Below is an e-mail message. It seems to refer to a comment (or two) that I did not see, perhaps because they got sent to the spam-box, which I never check. I approve all comments that I see and that are not ads, mysterious links, or obscenity-laden threats. That does not mean that I approve of all comments, just that I don't mind posting things like this. I think they make a dramatic point, though perhaps not the one the author intends.

Dear Female Science Professor:

I notice you haven't published my latest comment.  Some months ago you failed to publish another of my comments which I also thought brought the issues into sharp relief by reversing the roles.

My apologies, the first sentence in paragraph five should read:
"By that same logic, the majority of top scientists, especially in the mathematical sciences have been and should continue to be men."

Do you deny that, with few exceptions (ultra-long-distance swimming being one), the top men are better than the top women at sports?  How can you when the score-sheet says otherwise?  By the same token, how can you deny that the most intelligent men are generally smarter than the most intelligent women, especially when it comes to the maths?

I remember when I was younger watching sports on TV and thinking how unfair it was for the women.  As I grew older, I realized that life was just as unfair to men, only in different ways.  This is why I suggest you read Norah Vincent's book "Self Made Man."  Here is someone who has seen it from both sides and firmly decides that she prefers to be a woman, a conclusion that does not surprise me in the slightest.

As I have been burned by what I now realize is a strong sexual double standard in academia (and not in favour of men) I am not the person to argue these things objectively.  I am still quite filled with rage.  There is, however, a woman on Youtube who argues many of the points I would like to touch on in a way that is very rational and objective.  Her channel is "girlwriteswhat":

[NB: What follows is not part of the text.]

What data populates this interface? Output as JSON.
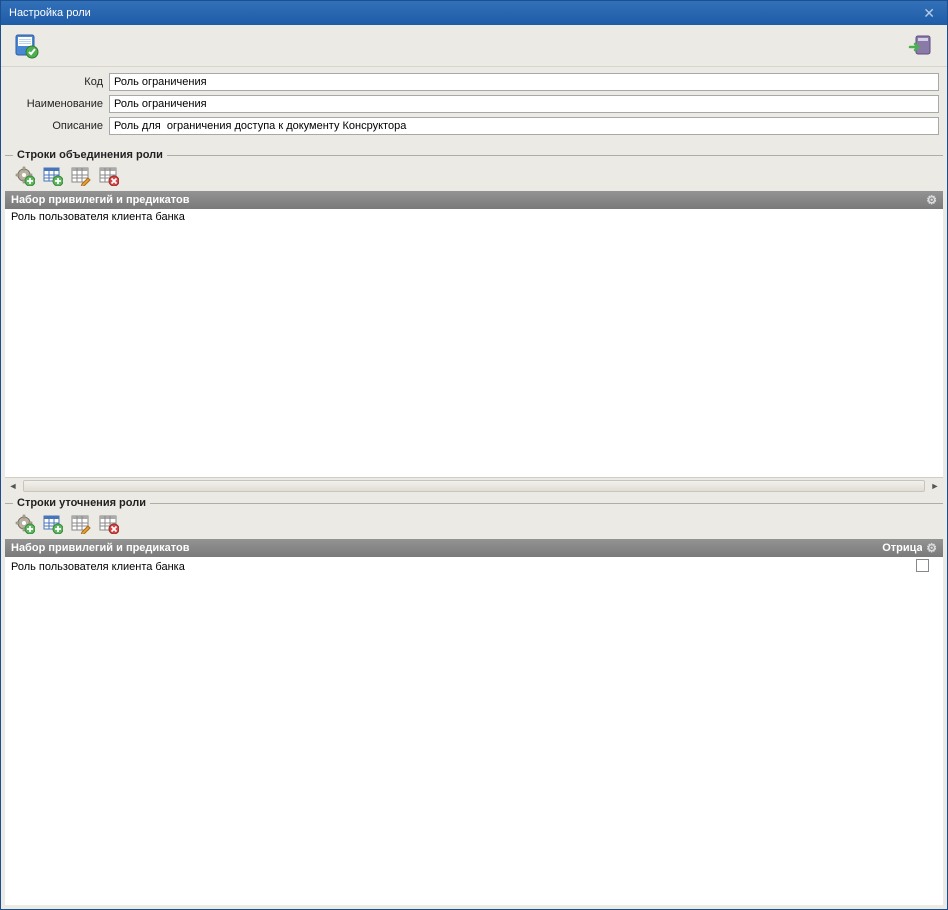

I would suggest you check it out as well as Norah Vincent's book.

Kind regards,